In order to actually make use of the model, we’ll need to compile it. With the inspector up, click the “Compile Model” button. If we look back at our
ColorSyncModel.cs class, it should look something like this:
You can ignore all of the autogenerated code. Normcore has compiled everything needed to keep this model in sync with the datastore. It’s also added a public property called color that we can use to get or set the value on the model. It’s also added a colorChanged event that we can use to detect changes to the model.
Now that our model is ready, let’s implement the
ColorSync component to synchronize the color of a GameObject.
Open up the
ColorSync.cs script we created earlier. First we’re going to do a little house-keeping. Change the superclass from
RealtimeComponent, and be sure to add
using Normal.Realtime; to the top of your file. This will bring in Nomrcore, and allow it to automatically detect your component later on. We’re also going to add some code to
Start() to grab a reference to the Mesh Renderer, as well as a
model property that will be automatically populated by Normcore:
First up, we’re going to write a method that synchronizes the color stored on the model to the mesh renderer:
This is pretty simple, when the method is called, it grabs the color on the model and updates the color on the mesh renderer. Now we could just call this from
Update() and make sure our renderer matches the model every frame, but personally, I don’t like this approach. Among other issues, it’s susceptible to your Script Execution Order which can cause updates to be delayed by a frame. Instead, we can register for an event from the model that will fire whenever it’s changed locally or by a remote client. We’ll use that to call our
UpdateMeshRendererColor color method:
Here I’ve made a method called
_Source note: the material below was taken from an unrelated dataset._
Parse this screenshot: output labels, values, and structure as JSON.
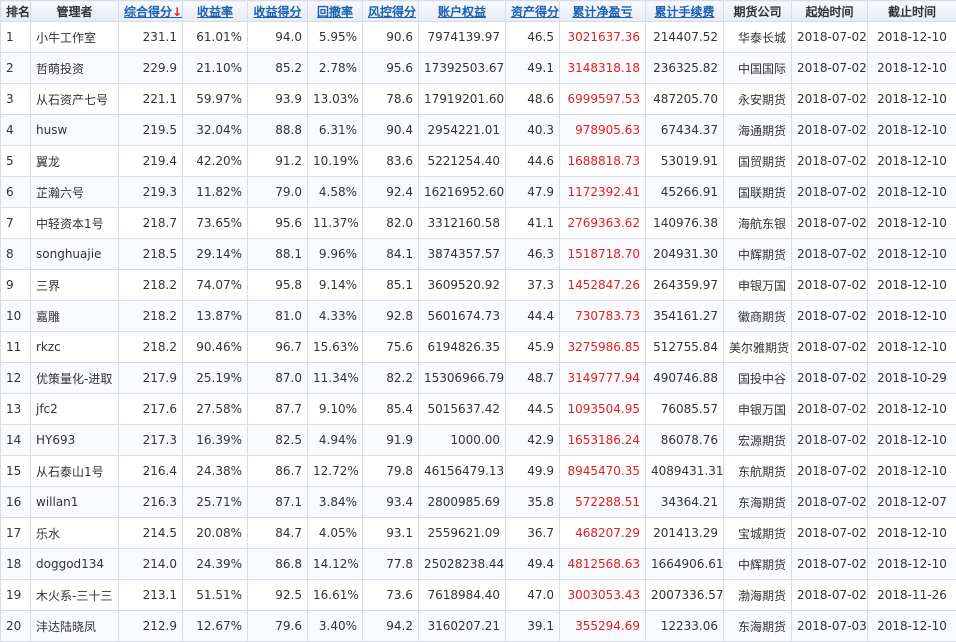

ColorDidChange that fires when the color property on the model changes. I’ve also added some logic to the model setter. Whenever a new model is set, we update our mesh renderer. We also register for the
colorDidChange event so if the color changes later, we’ll be notified so we can update our mesh renderer.
We have one final method to implement. Our
ColorSync component will now properly keep the color of the game object in sync with the model, but we haven’t exposed a method to update the model itself. Let’s add a simple method that does that to our class:
That’s it! Let’s test our component out.
Open up a blank scene in Unity and add a game object with a Realtime component to it. Make sure to enter your App Key.
Now let’s make a Cube game object that we’ll use to test our new component. We can add a
ColorSync component to it. Normcore will detect it, automatically add a RealtimeView component and then add the
ColorSync component to the list of observed components. Finally, be sure to expand the “Advanced Settings” in the RealtimeView, and uncheck Owned By Creating Client. This will allow all connected clients to modify the cube.
Last, we’ll make a quick test component that changes the Cube’s color. This component will display a color picker in the inspector, and whenever the color changes, it will update the color using the ColorSync component:
Let’s take this new component for a test drive! Hit play and you should see your cube chillin on screen. Try changing the color property on the
ColorSyncTest component. We can see here the cube color updates! Now let’s test our networking.
Export a standalone build and make sure your scene’s camera is pointed at the Cube game object.
Now we can open that standalone build, hit play in the editor, and change the cube color. Go ahead and try it. We’ll see the standalone build’s cube color update in real time.
Download a finished copy of the project here.
Check out our other guides on synchronizing custom data: